As that debate drags, parliament is also likely to skirmish over how soon to hold a presidential vote, which under a timetable outlined by the army may not happen until the end of 2012 or early 2013.
The presidential election must start (right after) the parliamentary election ... When you have an elected parliament you can insist, said Essam el-Erian, deputy head of the Muslim Brotherhood's newly established Freedom and Justice Party.
His party could emerge as one of the biggest blocs in the new parliament. Though banned under Mubarak, the Brotherhood spent decades building up a grassroots network across the nation through social work and support for the poor.
In the 2005 parliamentary election it ran candidates as independents to skirt the ban and won 20 percent of seats, losing votes to ballot box manipulation but picking up protest votes as the only significant opposition to Mubarak's party.
With so many new parties and faces on Egypt's political scene and a complex electoral system of lists and individual candidates, analysts say the Brotherhood's party could win votes in part because people are confused by the alternatives.
But while the Brotherhood could once virtually monopolise the Islamist and opposition vote, other Islamists have emerged such as ultra-conservative Salafist parties, a groups following more mystical Sufi orders or moderate followers of the newly founded Wasat (Centre) Party. This may split the Islamist vote.
The Salafist party Nour (Light) quit a Brotherhood alliance saying it was hogging too many seats in election voting lists. Erian said Salafists would be a burden to any political coalition because of their inexperience.
Analysts give a broad range of predictions for the vote in the country of 80 million people and 50 million eligible voters.
Most do not see any single group emerging with a majority, although they say Islamists could secure anything up to 40 percent of the 498 elected seats in the lower house, with liberal-leaning groups winning perhaps a third of seats.
Many of the remainder could go to former loyalists of Mubarak's party. Some have formed their own parties. Others are members of big families, often in rural areas, who won in Mubarak's time and joined his party in a bid to secure more influence rather than out of any ideological commitment.
Yet most analysts agree it is almost impossible to forecast accurately what the lower house will look like after a vote that runs until early January. The upper house vote follows.
Many Egyptians are struggling to understand an electoral system that gives two thirds of seats to party lists and a third to individuals.

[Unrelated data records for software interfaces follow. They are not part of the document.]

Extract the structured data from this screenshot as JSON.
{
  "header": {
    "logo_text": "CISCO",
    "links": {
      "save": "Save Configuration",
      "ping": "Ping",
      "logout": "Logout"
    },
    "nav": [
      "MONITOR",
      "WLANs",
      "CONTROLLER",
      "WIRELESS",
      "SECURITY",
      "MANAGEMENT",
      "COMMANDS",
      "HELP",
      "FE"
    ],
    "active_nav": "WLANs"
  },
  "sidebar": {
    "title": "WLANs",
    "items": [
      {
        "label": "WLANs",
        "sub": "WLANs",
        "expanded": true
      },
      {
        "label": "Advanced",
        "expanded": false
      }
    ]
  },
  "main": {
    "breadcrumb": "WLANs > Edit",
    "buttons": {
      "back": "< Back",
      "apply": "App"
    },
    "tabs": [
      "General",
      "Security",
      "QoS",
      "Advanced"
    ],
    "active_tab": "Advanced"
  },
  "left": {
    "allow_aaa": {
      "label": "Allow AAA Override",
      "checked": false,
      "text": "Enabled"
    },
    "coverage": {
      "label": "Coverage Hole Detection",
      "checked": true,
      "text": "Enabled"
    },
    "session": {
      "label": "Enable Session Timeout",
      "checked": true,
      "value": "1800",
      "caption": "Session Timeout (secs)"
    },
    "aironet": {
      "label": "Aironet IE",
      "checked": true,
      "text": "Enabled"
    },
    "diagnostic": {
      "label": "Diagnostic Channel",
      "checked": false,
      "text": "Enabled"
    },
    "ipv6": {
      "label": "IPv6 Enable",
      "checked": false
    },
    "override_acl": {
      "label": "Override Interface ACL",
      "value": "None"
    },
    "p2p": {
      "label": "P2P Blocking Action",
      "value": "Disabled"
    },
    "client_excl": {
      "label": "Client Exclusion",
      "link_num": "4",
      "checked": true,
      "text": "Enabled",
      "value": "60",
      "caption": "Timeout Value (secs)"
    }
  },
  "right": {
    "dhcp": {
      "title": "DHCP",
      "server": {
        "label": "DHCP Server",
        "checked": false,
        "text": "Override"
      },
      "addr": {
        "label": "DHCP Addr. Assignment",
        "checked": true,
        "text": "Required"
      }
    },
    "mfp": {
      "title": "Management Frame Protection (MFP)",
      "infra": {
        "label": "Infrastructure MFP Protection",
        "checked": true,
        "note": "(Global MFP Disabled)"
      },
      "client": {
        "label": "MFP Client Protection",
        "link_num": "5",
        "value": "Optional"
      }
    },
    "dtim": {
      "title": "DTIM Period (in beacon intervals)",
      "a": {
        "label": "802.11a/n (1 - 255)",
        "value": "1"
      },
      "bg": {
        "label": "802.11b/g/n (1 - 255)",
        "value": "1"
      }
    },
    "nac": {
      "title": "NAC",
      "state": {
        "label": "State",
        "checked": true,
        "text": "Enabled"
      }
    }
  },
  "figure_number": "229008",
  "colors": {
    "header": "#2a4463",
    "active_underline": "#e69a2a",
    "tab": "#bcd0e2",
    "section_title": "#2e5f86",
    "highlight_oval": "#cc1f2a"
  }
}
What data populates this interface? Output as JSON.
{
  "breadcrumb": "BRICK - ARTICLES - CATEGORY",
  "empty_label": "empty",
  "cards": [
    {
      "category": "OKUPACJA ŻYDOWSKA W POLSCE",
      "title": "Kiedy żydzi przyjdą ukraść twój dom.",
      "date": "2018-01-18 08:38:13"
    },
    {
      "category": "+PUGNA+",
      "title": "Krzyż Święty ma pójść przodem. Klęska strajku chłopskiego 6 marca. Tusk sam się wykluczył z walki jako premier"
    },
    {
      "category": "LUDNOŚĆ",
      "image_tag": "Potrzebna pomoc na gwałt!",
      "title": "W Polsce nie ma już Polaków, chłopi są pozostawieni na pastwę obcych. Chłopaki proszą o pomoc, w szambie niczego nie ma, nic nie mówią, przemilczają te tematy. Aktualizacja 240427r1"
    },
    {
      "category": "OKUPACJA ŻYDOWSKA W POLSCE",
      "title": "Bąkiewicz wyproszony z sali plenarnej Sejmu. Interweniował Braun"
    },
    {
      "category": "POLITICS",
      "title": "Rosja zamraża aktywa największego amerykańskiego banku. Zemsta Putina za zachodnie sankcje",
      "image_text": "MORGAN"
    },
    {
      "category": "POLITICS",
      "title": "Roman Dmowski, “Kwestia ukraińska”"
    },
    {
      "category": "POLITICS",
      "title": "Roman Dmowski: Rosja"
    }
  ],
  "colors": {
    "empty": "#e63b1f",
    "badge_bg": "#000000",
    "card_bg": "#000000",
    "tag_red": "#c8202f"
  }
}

Many will choose based on personalities rather than ideology - particularly in rural areas - but the system made constituencies so big there is little personal contact.
An enthusiastic but anxious voter, called Ahmed, told a nighttime radio talk show as campaigning heated up: We have a very important vote coming and we have no clue what to do.
Some fear a weak parliament fail to build confidence in the new political system that is badly needed to win back investors who fled after the uprising and fret over the uncertain outlook.
But Cairo University's Nafaa said the vote would start the process of shaking marginal voices out of Egypt's politics who, in the absence of any clear indication of their real support, have continued to claim space in post-uprising Egypt.
It is a little anarchic right now, he said, adding that after the vote: There will be a new process with true political forces. You will know exactly who to deal with.
(Additional reporting by Yasmine Saleh and Dina Zayed)